_Task to carry out_
The lines to copy are those in the listing that hold the word "content".

_Data excerpts_
☆ ☆ ☆ ☆ ☆

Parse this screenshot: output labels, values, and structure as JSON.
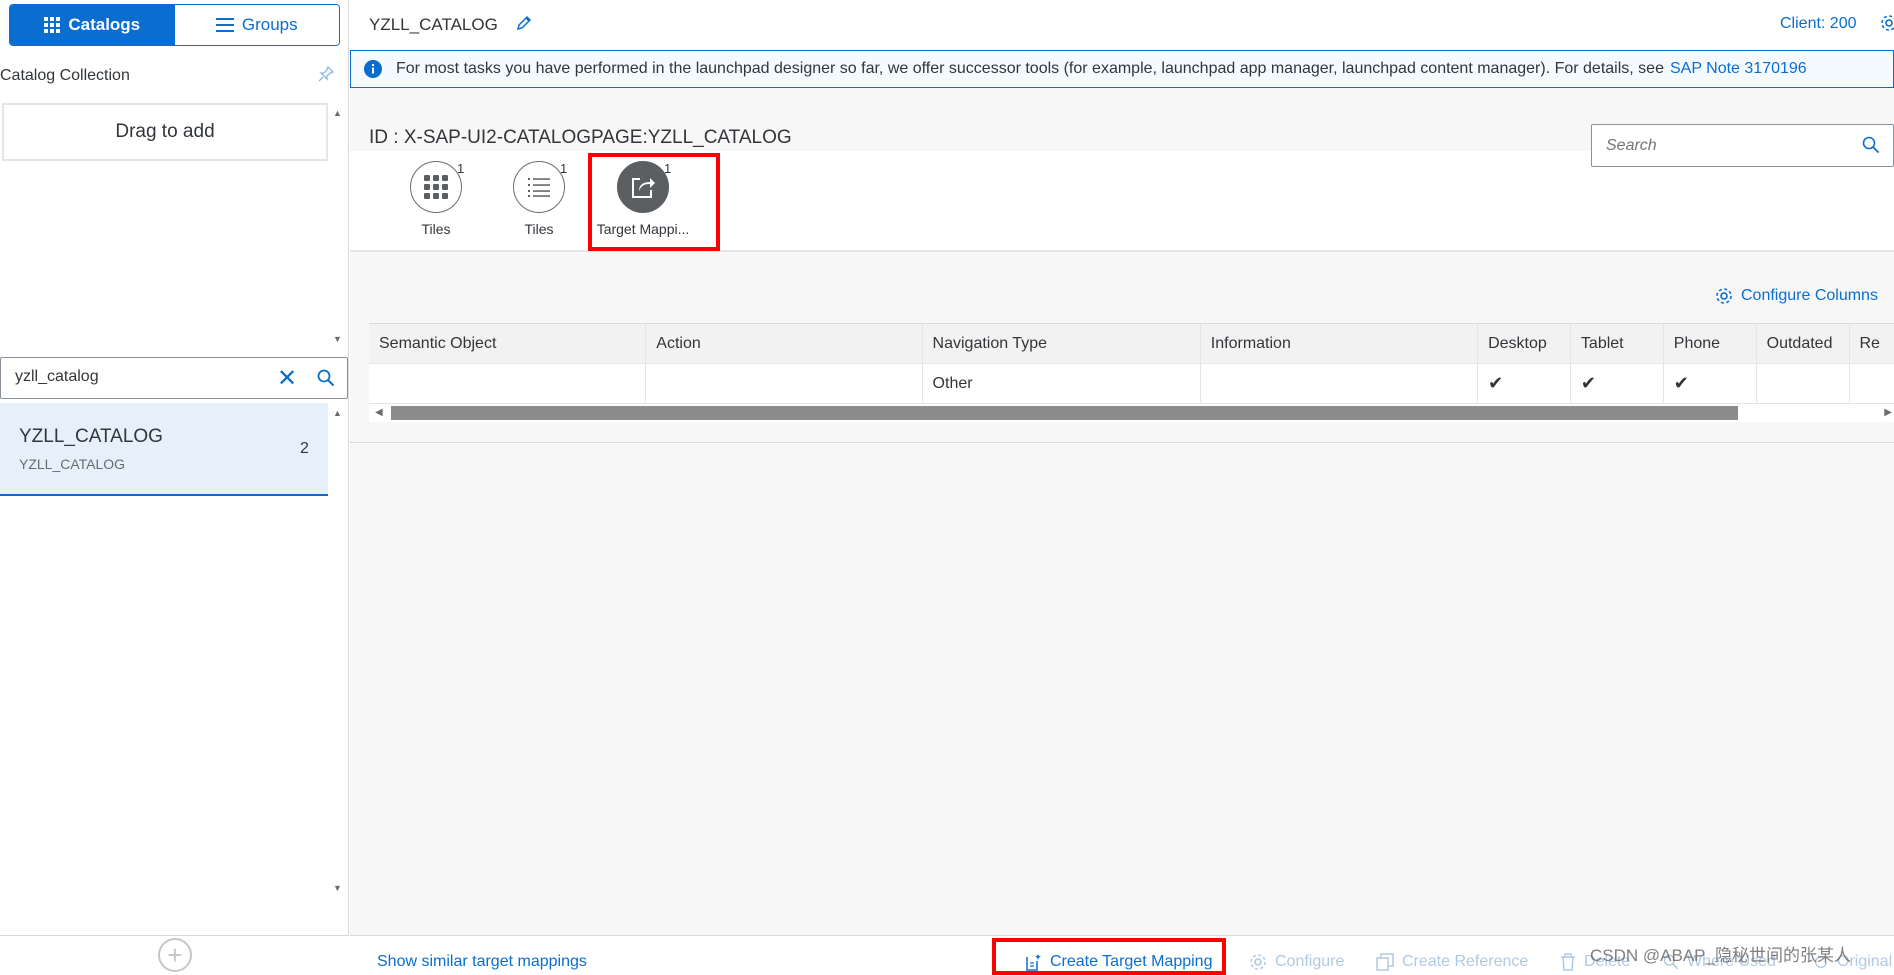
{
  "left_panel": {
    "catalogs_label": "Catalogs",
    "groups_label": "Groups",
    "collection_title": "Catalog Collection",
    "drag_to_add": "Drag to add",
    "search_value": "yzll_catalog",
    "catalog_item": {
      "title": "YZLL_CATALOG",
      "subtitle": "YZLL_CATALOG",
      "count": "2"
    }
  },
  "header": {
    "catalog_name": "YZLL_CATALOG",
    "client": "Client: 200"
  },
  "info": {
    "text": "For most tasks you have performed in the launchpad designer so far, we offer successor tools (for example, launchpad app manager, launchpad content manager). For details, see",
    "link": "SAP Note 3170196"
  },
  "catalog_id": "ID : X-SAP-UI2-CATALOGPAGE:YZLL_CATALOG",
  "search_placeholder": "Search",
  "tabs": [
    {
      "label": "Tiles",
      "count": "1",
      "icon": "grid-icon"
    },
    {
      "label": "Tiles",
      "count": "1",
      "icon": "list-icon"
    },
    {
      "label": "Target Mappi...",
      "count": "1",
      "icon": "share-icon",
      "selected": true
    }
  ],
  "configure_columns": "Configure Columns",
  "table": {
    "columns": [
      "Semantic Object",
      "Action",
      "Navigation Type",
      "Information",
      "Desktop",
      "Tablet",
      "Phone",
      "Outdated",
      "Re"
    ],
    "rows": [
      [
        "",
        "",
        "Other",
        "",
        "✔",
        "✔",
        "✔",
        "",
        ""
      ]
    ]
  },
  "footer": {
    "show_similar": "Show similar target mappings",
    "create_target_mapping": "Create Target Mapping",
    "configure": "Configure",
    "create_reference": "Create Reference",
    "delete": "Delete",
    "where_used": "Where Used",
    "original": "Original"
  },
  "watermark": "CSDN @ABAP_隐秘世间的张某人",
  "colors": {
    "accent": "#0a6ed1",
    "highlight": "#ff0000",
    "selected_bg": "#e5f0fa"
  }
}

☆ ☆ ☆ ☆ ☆

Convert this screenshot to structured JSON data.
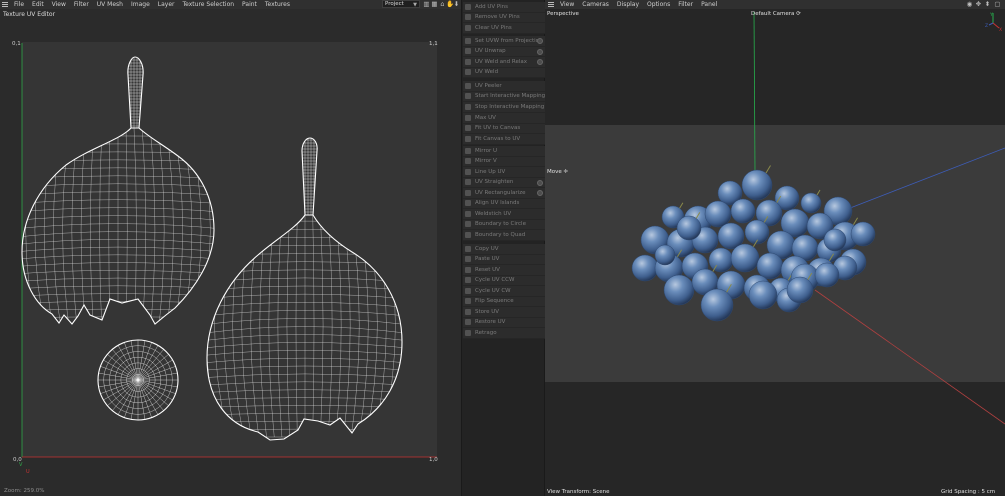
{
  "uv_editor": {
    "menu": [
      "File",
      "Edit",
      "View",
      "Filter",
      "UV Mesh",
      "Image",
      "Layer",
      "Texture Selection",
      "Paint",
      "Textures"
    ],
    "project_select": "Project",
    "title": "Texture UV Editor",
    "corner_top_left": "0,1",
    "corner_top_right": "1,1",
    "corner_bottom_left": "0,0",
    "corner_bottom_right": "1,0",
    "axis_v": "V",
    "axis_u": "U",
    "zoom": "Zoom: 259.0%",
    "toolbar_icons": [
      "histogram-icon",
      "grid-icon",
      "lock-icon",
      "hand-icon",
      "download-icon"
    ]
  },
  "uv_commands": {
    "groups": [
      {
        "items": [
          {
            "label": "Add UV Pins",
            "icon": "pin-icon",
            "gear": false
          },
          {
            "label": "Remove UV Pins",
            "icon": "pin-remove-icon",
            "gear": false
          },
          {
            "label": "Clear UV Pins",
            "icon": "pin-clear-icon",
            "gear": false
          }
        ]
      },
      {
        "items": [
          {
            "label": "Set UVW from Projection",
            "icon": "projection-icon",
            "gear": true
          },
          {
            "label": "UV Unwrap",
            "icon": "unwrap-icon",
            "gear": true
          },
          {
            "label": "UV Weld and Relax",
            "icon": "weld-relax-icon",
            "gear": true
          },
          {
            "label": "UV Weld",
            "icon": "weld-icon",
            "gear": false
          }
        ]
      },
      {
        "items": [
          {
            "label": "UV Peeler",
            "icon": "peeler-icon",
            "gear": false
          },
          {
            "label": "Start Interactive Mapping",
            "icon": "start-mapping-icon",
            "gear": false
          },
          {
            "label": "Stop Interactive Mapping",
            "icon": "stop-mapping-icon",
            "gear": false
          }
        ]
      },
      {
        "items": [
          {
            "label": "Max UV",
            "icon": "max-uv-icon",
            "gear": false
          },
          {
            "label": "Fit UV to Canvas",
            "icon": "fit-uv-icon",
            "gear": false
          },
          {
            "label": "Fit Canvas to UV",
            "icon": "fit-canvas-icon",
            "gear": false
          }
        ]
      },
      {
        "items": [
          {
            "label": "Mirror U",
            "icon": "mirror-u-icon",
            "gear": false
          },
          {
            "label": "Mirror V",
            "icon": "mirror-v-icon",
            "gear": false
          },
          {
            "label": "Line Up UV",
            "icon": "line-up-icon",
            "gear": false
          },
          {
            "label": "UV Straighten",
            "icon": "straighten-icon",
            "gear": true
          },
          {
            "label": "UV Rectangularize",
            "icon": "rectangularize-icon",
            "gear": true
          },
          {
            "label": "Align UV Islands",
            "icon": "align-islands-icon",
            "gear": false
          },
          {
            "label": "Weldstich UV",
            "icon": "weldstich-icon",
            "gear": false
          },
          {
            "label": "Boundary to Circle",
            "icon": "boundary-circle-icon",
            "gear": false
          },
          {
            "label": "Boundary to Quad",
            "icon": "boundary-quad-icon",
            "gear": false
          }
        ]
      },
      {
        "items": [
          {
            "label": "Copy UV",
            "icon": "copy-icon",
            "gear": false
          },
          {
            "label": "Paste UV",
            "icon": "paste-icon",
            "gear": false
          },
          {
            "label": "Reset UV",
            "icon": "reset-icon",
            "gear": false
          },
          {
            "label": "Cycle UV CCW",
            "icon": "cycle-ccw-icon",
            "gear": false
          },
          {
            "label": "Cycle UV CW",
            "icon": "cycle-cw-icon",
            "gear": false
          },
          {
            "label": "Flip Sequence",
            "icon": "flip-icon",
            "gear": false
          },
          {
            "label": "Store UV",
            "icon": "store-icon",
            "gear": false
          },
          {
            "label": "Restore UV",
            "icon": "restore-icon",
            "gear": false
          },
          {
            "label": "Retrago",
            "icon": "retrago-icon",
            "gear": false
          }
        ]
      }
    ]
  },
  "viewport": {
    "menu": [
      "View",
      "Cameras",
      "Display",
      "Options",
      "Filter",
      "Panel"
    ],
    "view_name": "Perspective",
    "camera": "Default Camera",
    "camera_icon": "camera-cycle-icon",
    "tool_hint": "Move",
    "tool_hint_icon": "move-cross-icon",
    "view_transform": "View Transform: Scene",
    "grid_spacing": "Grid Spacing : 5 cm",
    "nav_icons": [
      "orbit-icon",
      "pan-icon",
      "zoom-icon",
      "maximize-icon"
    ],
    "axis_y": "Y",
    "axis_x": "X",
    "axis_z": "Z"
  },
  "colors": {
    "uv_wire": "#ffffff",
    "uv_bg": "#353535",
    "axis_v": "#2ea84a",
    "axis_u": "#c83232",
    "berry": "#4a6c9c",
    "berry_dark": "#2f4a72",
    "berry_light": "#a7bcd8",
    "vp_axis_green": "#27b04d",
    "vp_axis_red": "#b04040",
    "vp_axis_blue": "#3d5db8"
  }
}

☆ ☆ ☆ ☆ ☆

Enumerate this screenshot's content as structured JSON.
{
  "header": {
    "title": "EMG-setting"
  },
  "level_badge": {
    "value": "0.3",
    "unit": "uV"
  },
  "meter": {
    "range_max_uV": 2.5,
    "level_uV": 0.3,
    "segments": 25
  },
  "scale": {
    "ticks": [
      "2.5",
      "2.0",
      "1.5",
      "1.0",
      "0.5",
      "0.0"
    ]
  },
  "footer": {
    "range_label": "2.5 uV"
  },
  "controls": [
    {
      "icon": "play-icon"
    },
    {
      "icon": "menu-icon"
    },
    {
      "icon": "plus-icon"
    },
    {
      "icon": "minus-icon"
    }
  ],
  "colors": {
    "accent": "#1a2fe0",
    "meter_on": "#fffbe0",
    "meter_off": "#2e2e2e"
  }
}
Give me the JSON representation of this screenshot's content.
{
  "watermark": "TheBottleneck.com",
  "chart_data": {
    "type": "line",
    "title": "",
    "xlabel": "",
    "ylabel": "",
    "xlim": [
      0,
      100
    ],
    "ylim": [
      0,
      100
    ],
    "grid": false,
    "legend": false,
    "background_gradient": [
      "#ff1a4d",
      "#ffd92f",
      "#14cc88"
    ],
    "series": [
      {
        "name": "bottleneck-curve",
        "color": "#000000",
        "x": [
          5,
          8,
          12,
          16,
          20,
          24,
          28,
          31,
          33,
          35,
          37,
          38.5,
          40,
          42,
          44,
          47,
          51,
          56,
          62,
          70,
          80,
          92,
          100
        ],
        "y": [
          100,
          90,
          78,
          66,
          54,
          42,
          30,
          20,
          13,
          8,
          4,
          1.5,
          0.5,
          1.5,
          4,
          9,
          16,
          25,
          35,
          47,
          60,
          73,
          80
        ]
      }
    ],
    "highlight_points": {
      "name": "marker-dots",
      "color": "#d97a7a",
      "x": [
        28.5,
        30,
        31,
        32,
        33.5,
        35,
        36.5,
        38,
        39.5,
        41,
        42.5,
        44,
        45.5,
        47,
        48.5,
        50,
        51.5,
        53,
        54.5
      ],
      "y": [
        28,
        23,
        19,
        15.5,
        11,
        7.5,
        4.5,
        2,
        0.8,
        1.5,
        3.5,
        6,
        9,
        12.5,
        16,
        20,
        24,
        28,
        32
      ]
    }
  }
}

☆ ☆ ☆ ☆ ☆

_Finished task_
    "text": "For most tasks you have performed in the launchpad designer so far, we offer successor tools (for example, launchpad app manager, launchpad content manager). For details, see",
Enumerate this screenshot's content as structured JSON.
Give me the JSON representation of this screenshot's content.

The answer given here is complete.